Phillies (29-33) at Nationals (38-24)
4:05 p.m. on CSN
Here are five things to know for Sunday afternoon's tilt:
1. Road and overall woes
After going 3-7 on their recent 10-game homestand, the Phils haven't had any more luck to start their five-game road trip. Saturday's loss clinched a third straight road series loss and a fifth consecutive road defeat. So far, this series has certainly been a far cry from the three-game sweep of the Nationals in D.C. in late April.
The first two games against the Nats have followed the Phillies' recent trend: Struggles in the starting rotation and not nearly enough offense to make up for it. Even the Phillies' most consistent starter, Aaron Nola, fell victim to a strong Nationals offense Saturday, as he lasted just 3⅔ innings, his shortest outing of his career.
The Nationals, meanwhile, are as hot as the Phillies are cold. They've now won five of their last six games, scoring eight or more runs in all five victories. After injuries derailed the Nats' offense last season, the NL East leaders are now first in the National League with 85 home runs and fourth with a .428 slugging percentage.
The Phillies' offense is the second-worst in the NL with just 198 runs and a .365 team slugging percentage.
2. Third time's the charm?
The Phils' struggling offense will have a tough task with young right-handed starter Joe Ross. The 23-year-old dominated the Phillies in two starts at Citizens Bank Park earlier this season, picking up wins on April 15 and May 31. He lasted at least seven innings and gave up just three hits in both starts, allowing just one run total.
Despite his success against the Phillies, Ross has cooled off slightly after a hot start to the season. He sported a 1.23 ERA after five starts, but his ERA is now 2.92. In his most recent outing, he lasted just four innings while surrendering five runs to the Chicago White Sox. Part of his recent struggles are from an increase in home runs, giving up five in his last six starts after allowing none in his first five.
Sunday's game will be just the 25th start of Ross' burgeoning career. The younger brother of Padres starter Tyson Ross, Joe Ross is expected to be a staple of the Nationals' rotation moving forward, so the Phillies will need to start hitting him at some point.
3. Back end of the rotation
If the Phillies are going to get back toward .500, they'll need a lot more out of Morgan and the bottom of their rotation. Morgan, who challenged for the fifth spot in the rotation in spring training, has been well below average since getting called up in late April.
However, after his ERA ballooned to 7.07 after giving up six runs to the Nationals on June 1, he bounced back with a gutsy performance against the Chicago Cubs his last time out. He gave up eight hits but held the MLB-best Cubs to just three runs in six innings.
The Phils hope that quality start may be enough to get Morgan going.

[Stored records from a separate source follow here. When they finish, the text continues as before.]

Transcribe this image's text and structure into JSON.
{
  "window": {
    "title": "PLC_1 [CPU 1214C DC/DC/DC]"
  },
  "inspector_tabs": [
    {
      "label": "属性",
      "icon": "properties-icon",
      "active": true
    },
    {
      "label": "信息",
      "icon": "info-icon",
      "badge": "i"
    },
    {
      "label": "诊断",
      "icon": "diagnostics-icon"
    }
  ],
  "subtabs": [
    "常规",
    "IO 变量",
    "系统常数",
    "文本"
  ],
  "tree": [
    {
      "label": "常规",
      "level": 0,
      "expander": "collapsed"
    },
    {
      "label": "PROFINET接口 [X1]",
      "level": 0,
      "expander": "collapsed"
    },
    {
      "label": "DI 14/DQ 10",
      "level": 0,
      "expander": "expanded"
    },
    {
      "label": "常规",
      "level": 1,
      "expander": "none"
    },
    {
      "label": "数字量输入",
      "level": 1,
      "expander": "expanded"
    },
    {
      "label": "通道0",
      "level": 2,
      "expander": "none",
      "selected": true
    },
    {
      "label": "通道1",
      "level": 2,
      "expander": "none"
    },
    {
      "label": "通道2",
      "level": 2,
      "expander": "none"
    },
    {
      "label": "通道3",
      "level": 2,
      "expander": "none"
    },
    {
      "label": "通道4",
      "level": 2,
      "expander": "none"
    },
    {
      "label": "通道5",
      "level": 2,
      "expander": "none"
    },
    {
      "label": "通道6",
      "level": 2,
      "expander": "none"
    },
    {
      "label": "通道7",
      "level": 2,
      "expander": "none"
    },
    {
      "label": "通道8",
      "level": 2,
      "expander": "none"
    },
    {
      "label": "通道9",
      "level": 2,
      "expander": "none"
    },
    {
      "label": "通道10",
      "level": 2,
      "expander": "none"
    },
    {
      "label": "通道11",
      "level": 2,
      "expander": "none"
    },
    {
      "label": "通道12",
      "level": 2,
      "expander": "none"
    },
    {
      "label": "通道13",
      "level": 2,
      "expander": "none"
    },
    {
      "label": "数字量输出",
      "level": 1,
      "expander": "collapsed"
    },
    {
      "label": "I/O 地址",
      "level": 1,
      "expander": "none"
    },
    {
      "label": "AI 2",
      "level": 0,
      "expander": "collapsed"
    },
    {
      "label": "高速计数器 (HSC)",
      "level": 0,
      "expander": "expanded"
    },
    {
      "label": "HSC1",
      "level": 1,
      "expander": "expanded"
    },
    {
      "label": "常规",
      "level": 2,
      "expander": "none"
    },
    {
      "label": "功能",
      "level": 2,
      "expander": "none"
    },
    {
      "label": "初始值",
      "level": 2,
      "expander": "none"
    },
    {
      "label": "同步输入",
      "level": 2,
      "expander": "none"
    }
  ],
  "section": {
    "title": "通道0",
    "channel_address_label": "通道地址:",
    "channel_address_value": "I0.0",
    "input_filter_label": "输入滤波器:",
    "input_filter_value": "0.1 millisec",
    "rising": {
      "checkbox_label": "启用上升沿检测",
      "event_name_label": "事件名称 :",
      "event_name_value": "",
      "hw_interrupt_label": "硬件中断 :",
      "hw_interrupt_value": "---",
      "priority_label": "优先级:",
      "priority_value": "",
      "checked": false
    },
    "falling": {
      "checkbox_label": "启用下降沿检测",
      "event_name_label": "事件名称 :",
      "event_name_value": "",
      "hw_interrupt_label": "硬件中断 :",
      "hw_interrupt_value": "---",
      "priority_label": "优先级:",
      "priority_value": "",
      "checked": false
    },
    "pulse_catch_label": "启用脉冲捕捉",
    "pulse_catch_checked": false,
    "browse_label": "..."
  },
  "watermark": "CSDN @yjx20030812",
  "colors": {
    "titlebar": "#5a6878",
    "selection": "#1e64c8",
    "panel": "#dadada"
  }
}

The 26-year-old lefty was better last season, pitching to a 4.48 ERA. More ugly outings like his last one against the Nats could make the front office consider calling up a prospect or two.
4. Players to watch
Phillies: While other parts of the offense have gone cold, Odubel Herrera keeps hitting. He has a .333 batting average in his last seven games. His .421 on-base percentage is fourth in all of baseball.
Nationals: Starting catcher Wilson Ramos has been hot this season. His .343 batting average, .396 OBP and .564 SLG are tops for catchers with at least 100 at-bats and his nine homers are tied with Milwaukee Brewers backstop Jonathan Lucroy for the MLB lead among catchers.
5. This and that
• Ramos went 3 for 3 last week against Morgan with a home run and four RBIs.
• Herrera is 1 for 4 against Ross with two walks. Ryan Howard and Maikel Franco are both 0 for 6 against Ross.
• The Phillies have not won a series since taking two of three against the Miami Marlins on May 16-18. That run includes seven series, not including a four-game split with the Brewers earlier this month.
• The Nationals have never won six straight games in one season against the Phillies since the franchise moved to Washington from Montreal in 2005.